Become a better sales coach and sales manager today.

According to a recent Maritz Poll, the toxic boss is still alive and thriving. Sure, no breakthrough news here but what if you, as the recipient of this type of manager, could actually do something about it?

8-Steps to Creating a Coaching Culture by Keith Rosen
Knowing the type of boss you have, their limitations, their management style, their priorities, what drives them and how they communicate, helps you determine exactly where you stand, and what you can expect from them. After all, if you’re looking for more individualized attention, support and training it may not be realistic to expect that from your current boss or even possible for that boss to provide you the support and training you need. And if that’s the case, at least you now have the evidence to make a more educated sand informed decision regarding whether or not to stay in your current position.

So, what can you do to turn around your boss’s style of managing and how they communicate with you? Here’s a twist. Start by coaching and supporting them using these three simple steps.

First: Coach Up

What can you to do support your boss? Most are used to their employees coming to them with problems and complaints. It’s an interesting reaction you get when you approach them with, “Hi Mary. Listen I know how much we’re all under the same pressure to produce and for you I can only imaging that it’s even more intense. So, I just wanted to ask you what I might be able to do for you to possibly take some of that burden off, or if there’s anything you see in my production or performance that I could be doing better which in turn we’d all win.”

Next: Create the Opportunity to Discuss Expectations

The law of reciprocity applies. After you’ve determined how you can make their life a little easier, eventually, your manager can ask what they can do for you, which is your opportunity to ask if you can discuss the management style that you best respond to and how you want to be managed.

Finally: Set Your Boundaries

Bosses don’t know boundaries. Like it or not, through many managers eyes, their #1 responsibility is to run the company, not worry about your feelings. So stand up for yourself and establish your role, but always give 100%. While most of the time not premeditated, people, especially your boss will continually test you, over and over again, in the sense of what they can and cannot get away with when it comes to making requests and demands of you and how they can treat you. While a large percentage of people might initially be scared or intimidated to say something to their boss, in fear of some type of consequence or fallout, most of the time, managers are clueless about how they treat people and often don’t even know they’re doing it! Don’t be surprised when you drop off this article on their desk, and they in turn, thank you for it. So, re-train all the people around you, including your boss, how they can respond to you in a healthier, non-toxic way.

If All Else Fails

Of course, there are those managers which will not respond accordingly.
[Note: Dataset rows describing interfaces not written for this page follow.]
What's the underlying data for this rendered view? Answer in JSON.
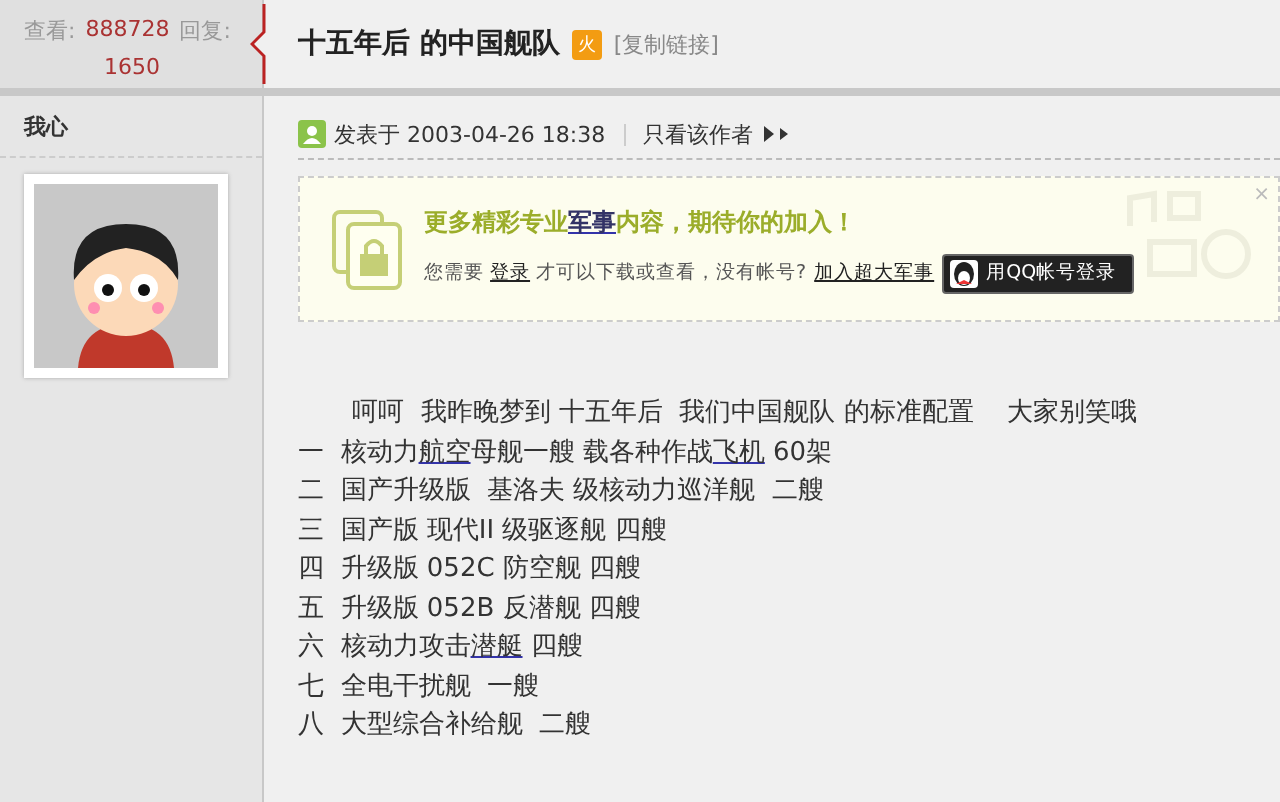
{
  "stats": {
    "views_label": "查看:",
    "views": "888728",
    "replies_label": "回复:",
    "replies": "1650"
  },
  "thread": {
    "title": "十五年后 的中国舰队",
    "badge": "火",
    "copy_link": "[复制链接]"
  },
  "author": {
    "name": "我心"
  },
  "post_meta": {
    "posted": "发表于 2003-04-26 18:38",
    "only_author": "只看该作者"
  },
  "banner": {
    "heading": [
      {
        "text": "更多精彩专业",
        "link": false
      },
      {
        "text": "军事",
        "link": true
      },
      {
        "text": "内容，期待你的加入！",
        "link": false
      }
    ],
    "prompt_before": "您需要",
    "login_link": "登录",
    "prompt_middle": "才可以下载或查看，没有帐号?",
    "register_link": "加入超大军事",
    "qq_button": "用QQ帐号登录",
    "close": "×"
  },
  "body": [
    [
      {
        "text": "呵呵  我昨晚梦到 十五年后  我们中国舰队 的标准配置    大家别笑哦",
        "link": false
      }
    ],
    [
      {
        "text": "一  核动力",
        "link": false
      },
      {
        "text": "航空",
        "link": true
      },
      {
        "text": "母舰一艘 载各种作战",
        "link": false
      },
      {
        "text": "飞机",
        "link": true
      },
      {
        "text": " 60架",
        "link": false
      }
    ],
    [
      {
        "text": "二  国产升级版  基洛夫 级核动力巡洋舰  二艘",
        "link": false
      }
    ],
    [
      {
        "text": "三  国产版 现代II 级驱逐舰 四艘",
        "link": false
      }
    ],
    [
      {
        "text": "四  升级版 052C 防空舰 四艘",
        "link": false
      }
    ],
    [
      {
        "text": "五  升级版 052B 反潜舰 四艘",
        "link": false
      }
    ],
    [
      {
        "text": "六  核动力攻击",
        "link": false
      },
      {
        "text": "潜艇",
        "link": true
      },
      {
        "text": " 四艘",
        "link": false
      }
    ],
    [
      {
        "text": "七  全电干扰舰  一艘",
        "link": false
      }
    ],
    [
      {
        "text": "八  大型综合补给舰  二艘",
        "link": false
      }
    ]
  ]
}
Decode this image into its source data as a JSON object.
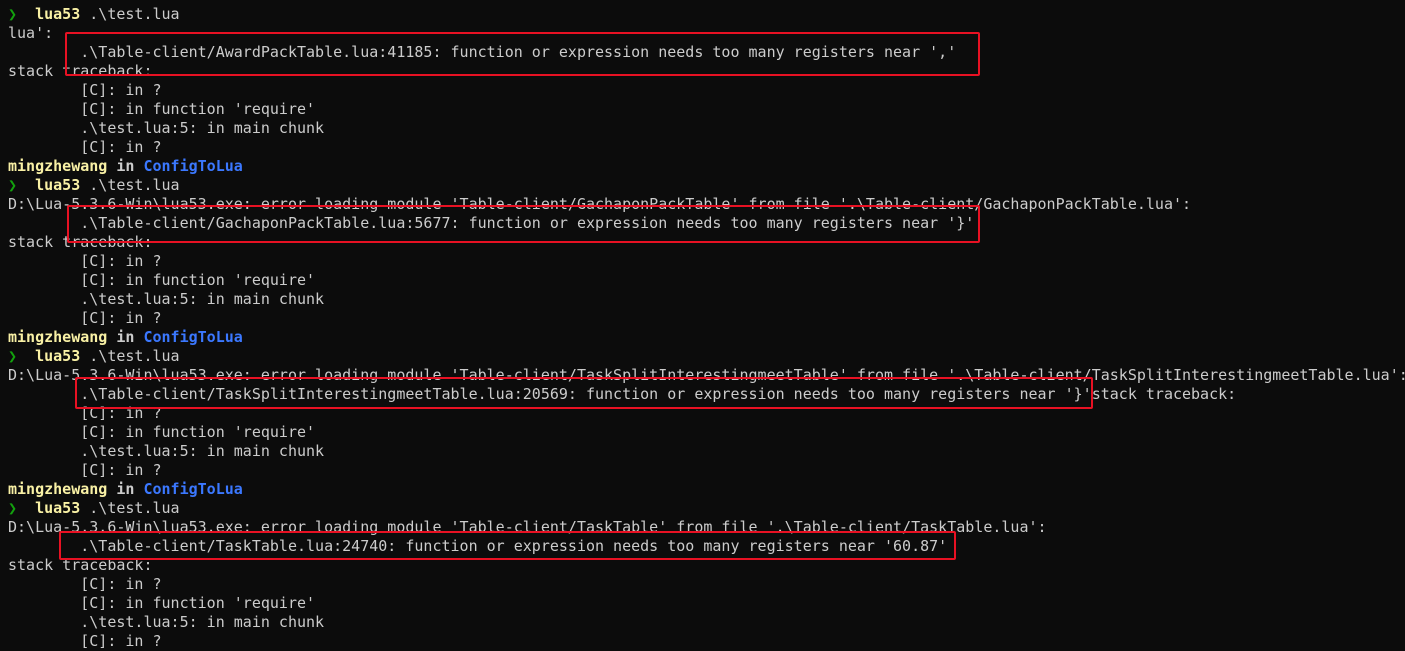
{
  "prompt_symbol": "❯",
  "session": {
    "user": "mingzhewang",
    "in_word": "in",
    "dir": "ConfigToLua",
    "command": "lua53",
    "command_arg": ".\\test.lua"
  },
  "runs": [
    {
      "error_line": "lua':",
      "detail": "        .\\Table-client/AwardPackTable.lua:41185: function or expression needs too many registers near ','",
      "traceback_header": "stack traceback:",
      "traceback": [
        "        [C]: in ?",
        "        [C]: in function 'require'",
        "        .\\test.lua:5: in main chunk",
        "        [C]: in ?"
      ]
    },
    {
      "error_line": "D:\\Lua-5.3.6-Win\\lua53.exe: error loading module 'Table-client/GachaponPackTable' from file '.\\Table-client/GachaponPackTable.lua':",
      "detail": "        .\\Table-client/GachaponPackTable.lua:5677: function or expression needs too many registers near '}'",
      "traceback_header": "stack traceback:",
      "traceback": [
        "        [C]: in ?",
        "        [C]: in function 'require'",
        "        .\\test.lua:5: in main chunk",
        "        [C]: in ?"
      ]
    },
    {
      "error_line": "D:\\Lua-5.3.6-Win\\lua53.exe: error loading module 'Table-client/TaskSplitInterestingmeetTable' from file '.\\Table-client/TaskSplitInterestingmeetTable.lua':",
      "detail": "        .\\Table-client/TaskSplitInterestingmeetTable.lua:20569: function or expression needs too many registers near '}'stack traceback:",
      "traceback": [
        "        [C]: in ?",
        "        [C]: in function 'require'",
        "        .\\test.lua:5: in main chunk",
        "        [C]: in ?"
      ]
    },
    {
      "error_line": "D:\\Lua-5.3.6-Win\\lua53.exe: error loading module 'Table-client/TaskTable' from file '.\\Table-client/TaskTable.lua':",
      "detail": "        .\\Table-client/TaskTable.lua:24740: function or expression needs too many registers near '60.87'",
      "traceback_header": "stack traceback:",
      "traceback": [
        "        [C]: in ?",
        "        [C]: in function 'require'",
        "        .\\test.lua:5: in main chunk",
        "        [C]: in ?"
      ]
    }
  ],
  "colors": {
    "background": "#0c0c0c",
    "text": "#cccccc",
    "prompt_arrow": "#13a10e",
    "command": "#f9f1a5",
    "directory": "#3b78ff",
    "highlight_box": "#e81123"
  }
}
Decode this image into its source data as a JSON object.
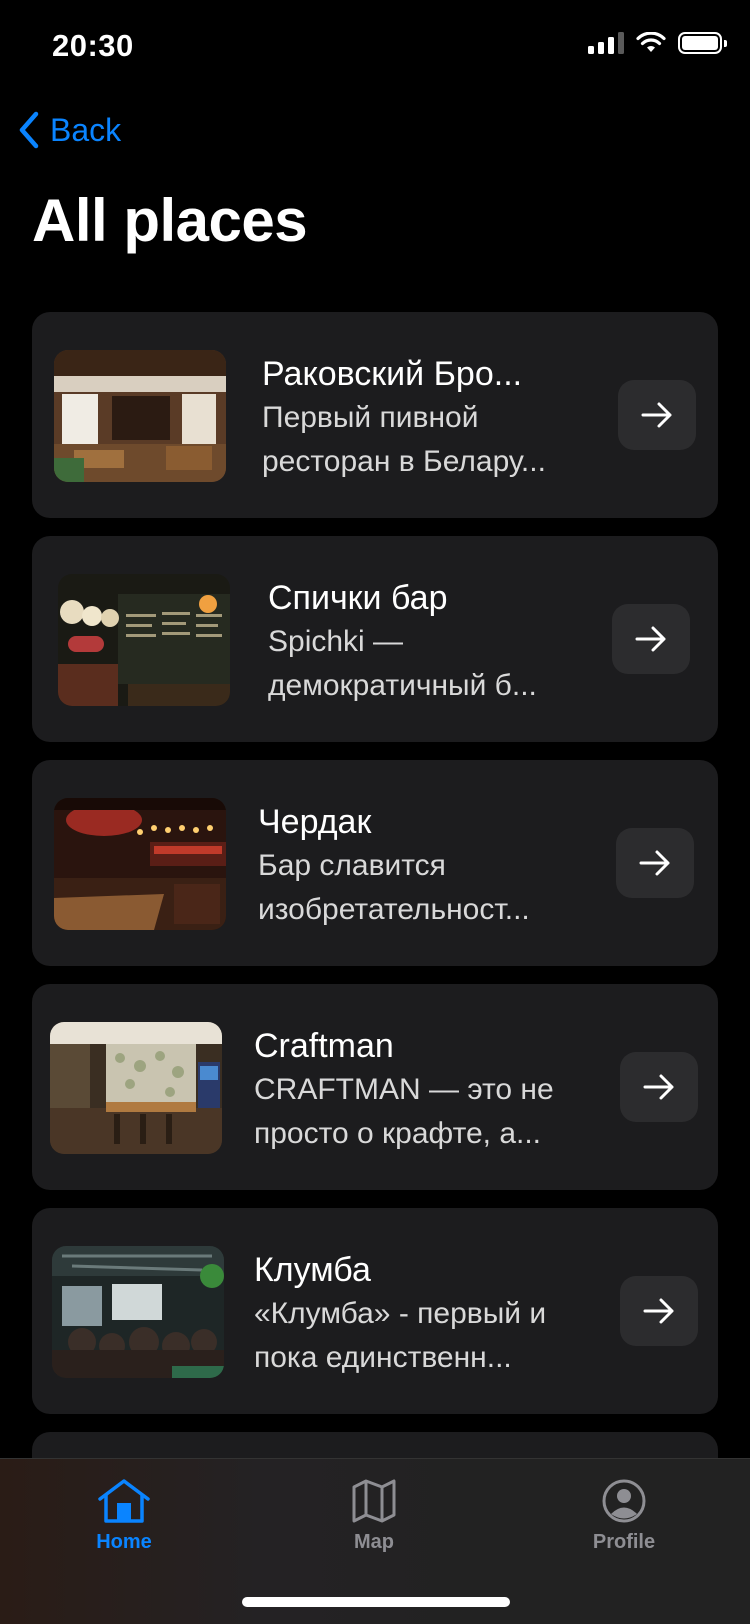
{
  "status_bar": {
    "time": "20:30"
  },
  "nav": {
    "back_label": "Back",
    "title": "All places"
  },
  "places": [
    {
      "title": "Раковский Бро...",
      "description": "Первый пивной ресторан в Белару..."
    },
    {
      "title": "Спички бар",
      "description": "Spichki — демократичный б..."
    },
    {
      "title": "Чердак",
      "description": "Бар славится изобретательност..."
    },
    {
      "title": "Craftman",
      "description": "CRAFTMAN — это не просто о крафте, а..."
    },
    {
      "title": "Клумба",
      "description": "«Клумба» - первый и пока единственн..."
    }
  ],
  "tabs": [
    {
      "label": "Home",
      "icon": "house-icon",
      "active": true
    },
    {
      "label": "Map",
      "icon": "map-icon",
      "active": false
    },
    {
      "label": "Profile",
      "icon": "person-circle-icon",
      "active": false
    }
  ],
  "colors": {
    "accent": "#0a84ff",
    "card": "#1c1c1e",
    "button": "#2c2c2e",
    "inactive": "#8e8e93"
  }
}
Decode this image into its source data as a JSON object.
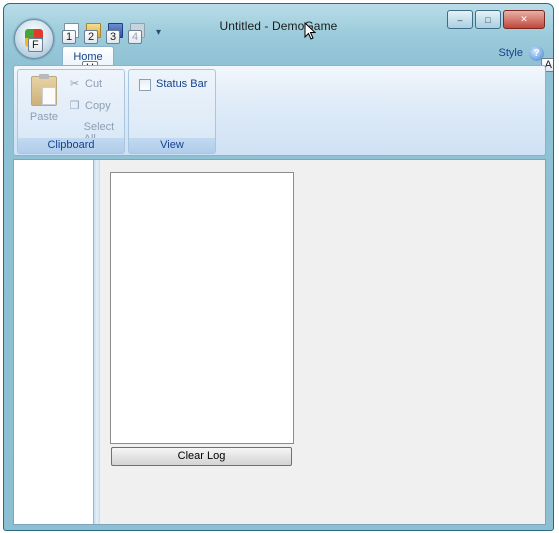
{
  "window": {
    "title": "Untitled - DemoGame",
    "controls": {
      "minimize": "‒",
      "maximize": "□",
      "close": "✕"
    }
  },
  "app_button": {
    "keytip": "F"
  },
  "quick_access": {
    "items": [
      {
        "icon": "new-document-icon",
        "keytip": "1"
      },
      {
        "icon": "open-folder-icon",
        "keytip": "2"
      },
      {
        "icon": "save-icon",
        "keytip": "3"
      },
      {
        "icon": "print-icon",
        "keytip": "4"
      }
    ],
    "more": "▾"
  },
  "tabs": [
    {
      "label": "Home",
      "keytip": "H",
      "active": true
    }
  ],
  "right_menu": {
    "style_label": "Style",
    "help_keytip": "A",
    "help_glyph": "?"
  },
  "ribbon": {
    "clipboard": {
      "label": "Clipboard",
      "paste": "Paste",
      "cut": "Cut",
      "copy": "Copy",
      "select_all": "Select All"
    },
    "view": {
      "label": "View",
      "status_bar": "Status Bar",
      "status_bar_checked": false
    }
  },
  "main": {
    "clear_log_label": "Clear Log"
  },
  "colors": {
    "ribbon_text": "#15428b",
    "frame": "#8bbfd1"
  }
}
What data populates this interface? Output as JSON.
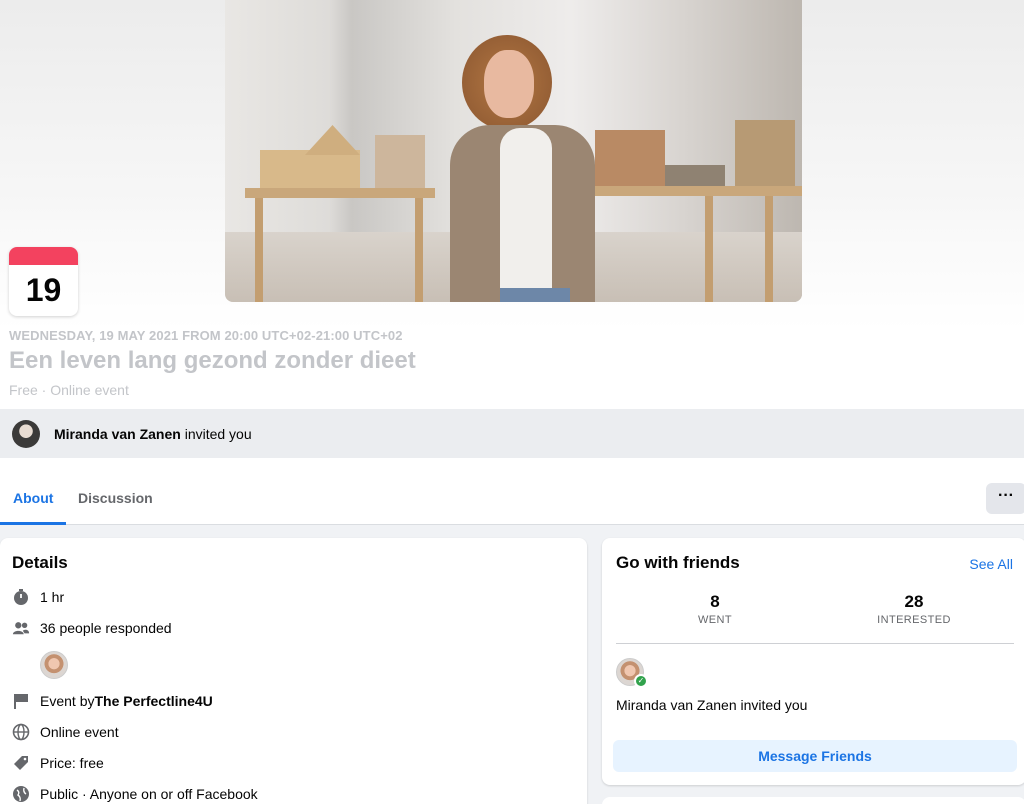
{
  "calendar": {
    "day": "19"
  },
  "event": {
    "date_line": "WEDNESDAY, 19 MAY 2021 FROM 20:00 UTC+02-21:00 UTC+02",
    "title": "Een leven lang gezond zonder dieet",
    "meta": "Free · Online event"
  },
  "invite": {
    "name": "Miranda van Zanen",
    "suffix": " invited you"
  },
  "tabs": [
    {
      "label": "About",
      "active": true
    },
    {
      "label": "Discussion",
      "active": false
    }
  ],
  "more_button": {
    "label": "···"
  },
  "details": {
    "title": "Details",
    "duration": "1 hr",
    "responded": "36 people responded",
    "event_by_prefix": "Event by ",
    "event_by_name": "The Perfectline4U",
    "location": "Online event",
    "price": "Price: free",
    "privacy": "Public · Anyone on or off Facebook"
  },
  "friends": {
    "title": "Go with friends",
    "see_all": "See All",
    "went": {
      "num": "8",
      "label": "WENT"
    },
    "interested": {
      "num": "28",
      "label": "INTERESTED"
    },
    "invite_text": "Miranda van Zanen invited you",
    "message_button": "Message Friends"
  },
  "icons": {
    "duration": "clock-icon",
    "responded": "people-icon",
    "event_by": "flag-icon",
    "location": "globe-icon",
    "price": "tag-icon",
    "privacy": "globe-icon",
    "more": "more-icon"
  },
  "colors": {
    "accent": "#1b74e4",
    "calendar_top": "#f3425f",
    "check": "#31a24c"
  }
}
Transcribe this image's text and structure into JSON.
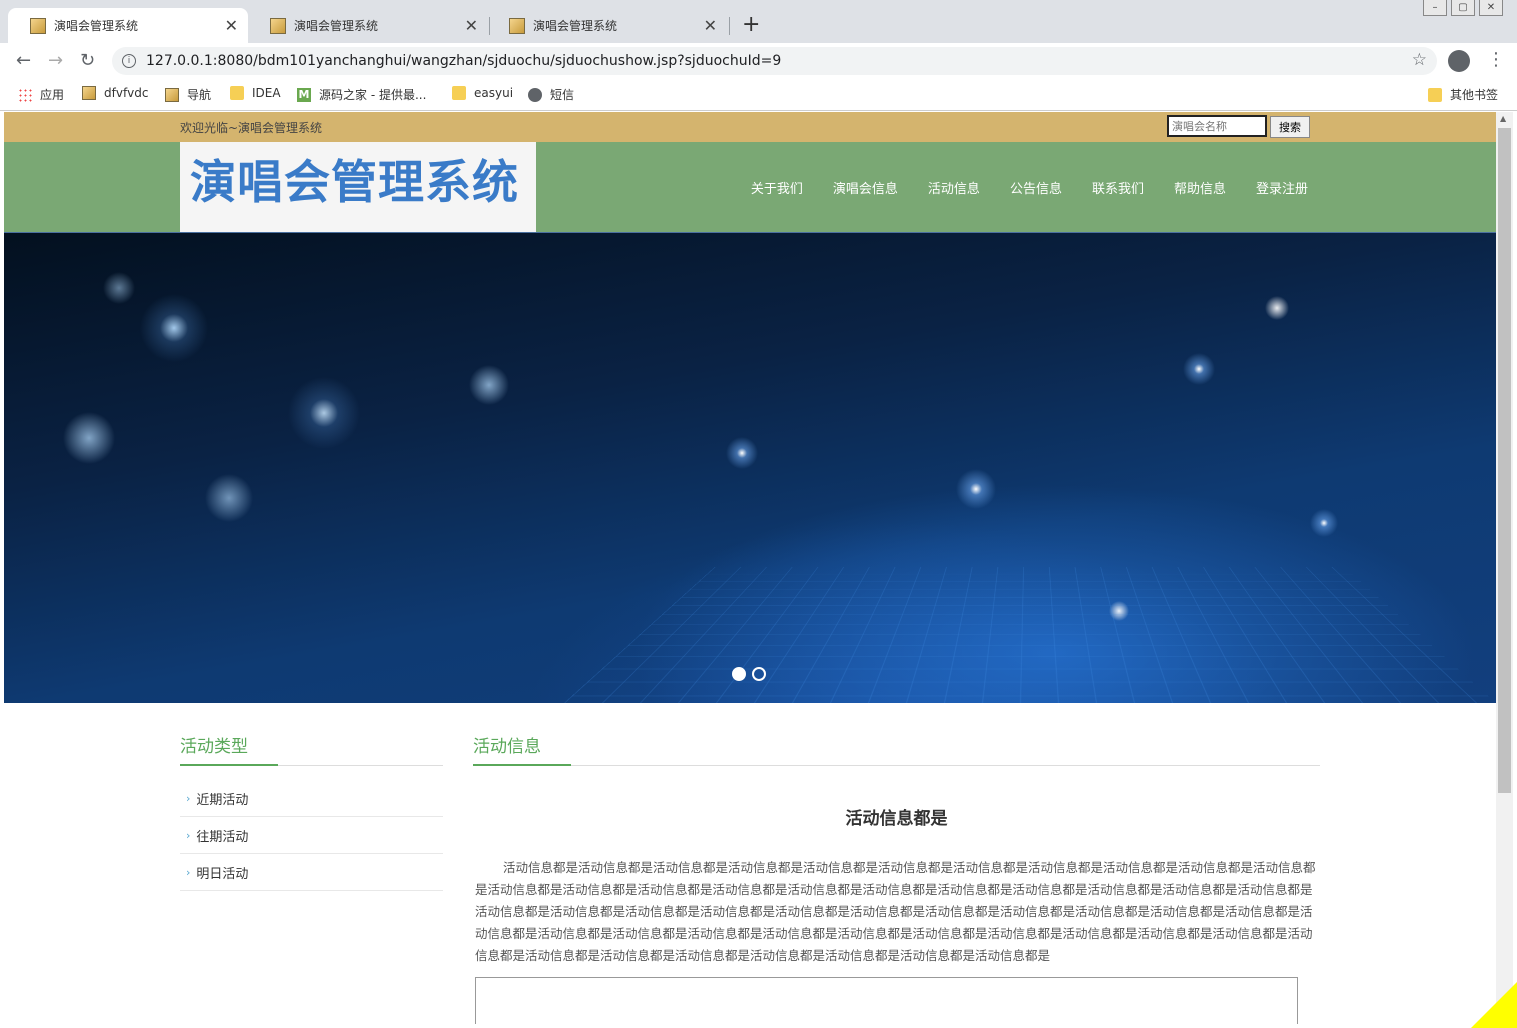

After all, we’ve already established they’re not the easiest boss to connect with, which is the reason you’re trying these techniques in the first place.

1. Stop Tolerating: Establish what you are willing to tolerate and what you cannot. Tolerating is ultimately a CHOICE.

2. Check Your Integrity: Ever feel something is just “off”? That’s the feeling you get when you’re not working out of integrity and drive. “Outline the rules and guidelines you live by and stick to them!”

3. Write Your Job Description: Not the one they handed you in the HR package, the ideal job YOU want with the company. This will help you identify your career goals.

4. Manage the FEAR: Either you’re running away from what you don’t want or being pulled by the goal and vision of what you want to create most for your self in your career and your life. The fact is, your fears aren’t real but you’re making important life decisions as if they were.

And with all the efforts those who are managed, the mass, put forth in a regal and often last attempt to salvage a once positive work environment, at the core of every toxic working environment is the toxic boss, manager or supervisor that breeds it. All roads go back to the manager. And if the manager isn’t willing to change, then it’s a safe bet that nothing will.

That’s why to impact long lasting change, managers need to upgrade their style and approach to managing their people.

Photo Credit: Victor1558